socalfitness saidSeveral years ago a buddy who I got into flying had an engine failure on takeoff and had the opportunity to land on a golf course. It was Sunday and the course was crowded. He decided to put it on a street with obstructions. He and his passengers were critically injured. He recovered and bought another plane just to prove to himself that he wouldn't be spooked by the incident.Wow, that sucks! Good that he recovered, though.
I think of crashing a plane just like crashing a car: You just gotta get another one and keep going.
So far I've been fortunate to have no crashes, but I have had a few engine failures during test flights (while I'm circling over the runway to test the new engines).
He had a Cessna 182. Failure resulted from a defectively written AD on the carburetor The shop properly followed the AD, though. Boy, the FAA sure got involved. One of the planes I had was a Turbo Mooney that I flew out of an airport near LAX. I always tried to figure where I would put it down if the engine failed at a point too low to turn back (often a bad idea) or too low to make it to LAX. Never saw a decent place. Worst I ever had was a rough engine at 15K ft 20 miles from an airport. No problem getting back.
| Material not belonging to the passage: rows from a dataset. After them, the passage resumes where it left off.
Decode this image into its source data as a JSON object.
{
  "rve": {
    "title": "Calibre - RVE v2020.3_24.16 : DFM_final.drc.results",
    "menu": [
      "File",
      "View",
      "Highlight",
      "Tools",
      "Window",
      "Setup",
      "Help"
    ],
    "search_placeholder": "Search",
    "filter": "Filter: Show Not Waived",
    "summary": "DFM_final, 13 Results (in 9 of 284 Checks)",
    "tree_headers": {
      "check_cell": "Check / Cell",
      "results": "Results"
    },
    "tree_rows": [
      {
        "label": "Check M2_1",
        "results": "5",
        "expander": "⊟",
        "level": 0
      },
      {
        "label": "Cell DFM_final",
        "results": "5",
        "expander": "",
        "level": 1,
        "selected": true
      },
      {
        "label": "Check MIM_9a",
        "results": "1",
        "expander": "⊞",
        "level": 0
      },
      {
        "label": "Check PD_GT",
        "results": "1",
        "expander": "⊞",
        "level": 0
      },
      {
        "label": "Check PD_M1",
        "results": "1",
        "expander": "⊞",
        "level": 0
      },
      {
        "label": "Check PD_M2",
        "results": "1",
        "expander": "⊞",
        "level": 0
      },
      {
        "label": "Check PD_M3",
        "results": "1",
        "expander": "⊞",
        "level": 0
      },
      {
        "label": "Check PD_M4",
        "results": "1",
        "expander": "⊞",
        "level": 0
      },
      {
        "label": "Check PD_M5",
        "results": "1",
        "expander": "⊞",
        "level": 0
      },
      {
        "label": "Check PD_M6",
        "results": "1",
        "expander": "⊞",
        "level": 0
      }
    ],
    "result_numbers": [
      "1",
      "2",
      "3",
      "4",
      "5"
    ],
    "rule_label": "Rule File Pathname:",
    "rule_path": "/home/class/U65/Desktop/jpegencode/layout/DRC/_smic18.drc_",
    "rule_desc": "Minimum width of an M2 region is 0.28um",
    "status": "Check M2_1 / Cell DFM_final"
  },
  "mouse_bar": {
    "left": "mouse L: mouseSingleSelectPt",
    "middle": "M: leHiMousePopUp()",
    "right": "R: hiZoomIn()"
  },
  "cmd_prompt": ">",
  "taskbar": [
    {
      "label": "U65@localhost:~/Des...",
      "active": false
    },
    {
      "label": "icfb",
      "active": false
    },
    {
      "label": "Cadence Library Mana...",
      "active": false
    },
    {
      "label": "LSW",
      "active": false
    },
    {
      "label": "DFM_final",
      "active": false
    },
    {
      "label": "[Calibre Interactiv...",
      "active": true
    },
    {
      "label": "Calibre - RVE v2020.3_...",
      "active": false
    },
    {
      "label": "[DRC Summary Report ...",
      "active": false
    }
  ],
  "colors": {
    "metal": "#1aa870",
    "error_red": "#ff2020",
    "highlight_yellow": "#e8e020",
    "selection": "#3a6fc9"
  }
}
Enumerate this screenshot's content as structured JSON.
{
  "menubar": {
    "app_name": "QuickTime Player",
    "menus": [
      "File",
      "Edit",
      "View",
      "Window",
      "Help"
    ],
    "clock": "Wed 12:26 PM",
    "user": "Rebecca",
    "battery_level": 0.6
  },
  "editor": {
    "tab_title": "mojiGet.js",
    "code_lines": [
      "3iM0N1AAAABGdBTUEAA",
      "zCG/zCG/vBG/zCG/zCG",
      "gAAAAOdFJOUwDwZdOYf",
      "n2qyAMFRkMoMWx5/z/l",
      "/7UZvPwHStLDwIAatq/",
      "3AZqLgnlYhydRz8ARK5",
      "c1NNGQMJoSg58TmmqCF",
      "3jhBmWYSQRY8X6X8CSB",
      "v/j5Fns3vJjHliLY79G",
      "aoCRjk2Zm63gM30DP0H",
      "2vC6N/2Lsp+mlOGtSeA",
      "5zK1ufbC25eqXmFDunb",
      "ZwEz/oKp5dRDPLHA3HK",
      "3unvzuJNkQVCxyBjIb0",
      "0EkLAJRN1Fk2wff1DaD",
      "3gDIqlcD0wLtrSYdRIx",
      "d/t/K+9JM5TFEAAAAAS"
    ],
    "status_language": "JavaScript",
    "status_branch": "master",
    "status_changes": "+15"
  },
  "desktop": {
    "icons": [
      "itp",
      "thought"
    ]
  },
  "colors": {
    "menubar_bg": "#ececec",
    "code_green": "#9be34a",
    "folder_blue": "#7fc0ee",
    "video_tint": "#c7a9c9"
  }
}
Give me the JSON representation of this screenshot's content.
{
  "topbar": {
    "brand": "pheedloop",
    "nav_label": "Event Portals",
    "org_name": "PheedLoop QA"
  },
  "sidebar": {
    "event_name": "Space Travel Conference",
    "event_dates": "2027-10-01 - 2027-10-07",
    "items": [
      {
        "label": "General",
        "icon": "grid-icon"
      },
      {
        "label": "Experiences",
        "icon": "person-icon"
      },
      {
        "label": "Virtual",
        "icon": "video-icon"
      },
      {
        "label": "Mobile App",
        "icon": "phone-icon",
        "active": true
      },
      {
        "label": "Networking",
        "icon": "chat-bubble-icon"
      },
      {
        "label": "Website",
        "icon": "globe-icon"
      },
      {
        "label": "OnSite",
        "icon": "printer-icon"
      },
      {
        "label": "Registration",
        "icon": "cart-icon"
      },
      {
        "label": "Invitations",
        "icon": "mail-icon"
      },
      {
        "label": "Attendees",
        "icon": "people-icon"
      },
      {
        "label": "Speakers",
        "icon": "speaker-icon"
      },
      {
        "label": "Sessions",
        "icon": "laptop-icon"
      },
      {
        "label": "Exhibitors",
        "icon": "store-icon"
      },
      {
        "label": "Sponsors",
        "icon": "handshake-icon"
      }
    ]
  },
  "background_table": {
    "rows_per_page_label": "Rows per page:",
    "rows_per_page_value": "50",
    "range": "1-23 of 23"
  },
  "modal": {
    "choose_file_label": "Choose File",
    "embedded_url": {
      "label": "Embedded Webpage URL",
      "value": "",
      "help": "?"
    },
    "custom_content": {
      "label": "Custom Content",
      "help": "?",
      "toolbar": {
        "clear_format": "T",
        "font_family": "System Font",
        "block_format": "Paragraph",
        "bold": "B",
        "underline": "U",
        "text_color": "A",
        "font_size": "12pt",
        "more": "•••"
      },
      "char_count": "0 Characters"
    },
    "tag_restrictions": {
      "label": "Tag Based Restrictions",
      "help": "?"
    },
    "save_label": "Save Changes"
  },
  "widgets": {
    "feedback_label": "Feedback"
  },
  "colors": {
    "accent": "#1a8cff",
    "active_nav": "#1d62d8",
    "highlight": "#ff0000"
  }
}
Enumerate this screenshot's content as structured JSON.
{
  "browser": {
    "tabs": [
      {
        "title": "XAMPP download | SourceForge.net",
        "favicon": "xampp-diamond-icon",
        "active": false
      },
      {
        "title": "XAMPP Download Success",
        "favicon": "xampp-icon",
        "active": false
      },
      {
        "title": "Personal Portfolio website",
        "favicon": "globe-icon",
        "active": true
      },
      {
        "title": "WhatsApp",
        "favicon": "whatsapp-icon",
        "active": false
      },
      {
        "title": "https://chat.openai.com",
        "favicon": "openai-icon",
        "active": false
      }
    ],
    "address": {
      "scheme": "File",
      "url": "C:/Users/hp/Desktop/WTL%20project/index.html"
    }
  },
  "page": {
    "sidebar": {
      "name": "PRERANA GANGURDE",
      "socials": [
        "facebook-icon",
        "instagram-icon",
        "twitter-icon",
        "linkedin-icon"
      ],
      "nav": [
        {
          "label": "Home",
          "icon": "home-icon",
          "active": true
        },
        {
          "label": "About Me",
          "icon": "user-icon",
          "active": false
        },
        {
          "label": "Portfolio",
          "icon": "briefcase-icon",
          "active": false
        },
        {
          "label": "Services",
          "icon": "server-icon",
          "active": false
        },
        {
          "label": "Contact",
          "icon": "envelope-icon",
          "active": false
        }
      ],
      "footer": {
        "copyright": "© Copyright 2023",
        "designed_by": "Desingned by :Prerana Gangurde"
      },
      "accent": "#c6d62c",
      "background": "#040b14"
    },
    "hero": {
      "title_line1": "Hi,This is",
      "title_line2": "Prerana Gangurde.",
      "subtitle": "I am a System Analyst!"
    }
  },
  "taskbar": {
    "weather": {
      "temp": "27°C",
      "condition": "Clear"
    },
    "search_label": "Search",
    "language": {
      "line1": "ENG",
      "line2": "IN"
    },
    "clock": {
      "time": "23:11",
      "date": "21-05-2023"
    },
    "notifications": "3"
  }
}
I had another buddy who was actually a good pilot but always liked to push things. We were in his plane. He had topped off his tanks and flew around S. Calif before he, his wife, and I got in his plane to fly to St. Louis. The fuel was getting low and I encouraged him to stop in Amarillo, but no. Dummy should have never relied on fuel gauges, which started acting up. We stayed high deciding to make it to Clinton, OK. Right over the airport, the fuel ran out. Spiral down from approx 12K ft. Funny thing once on the ground the attitude changed and enough fuel got into the to engine to taxi under power to the fuel pit.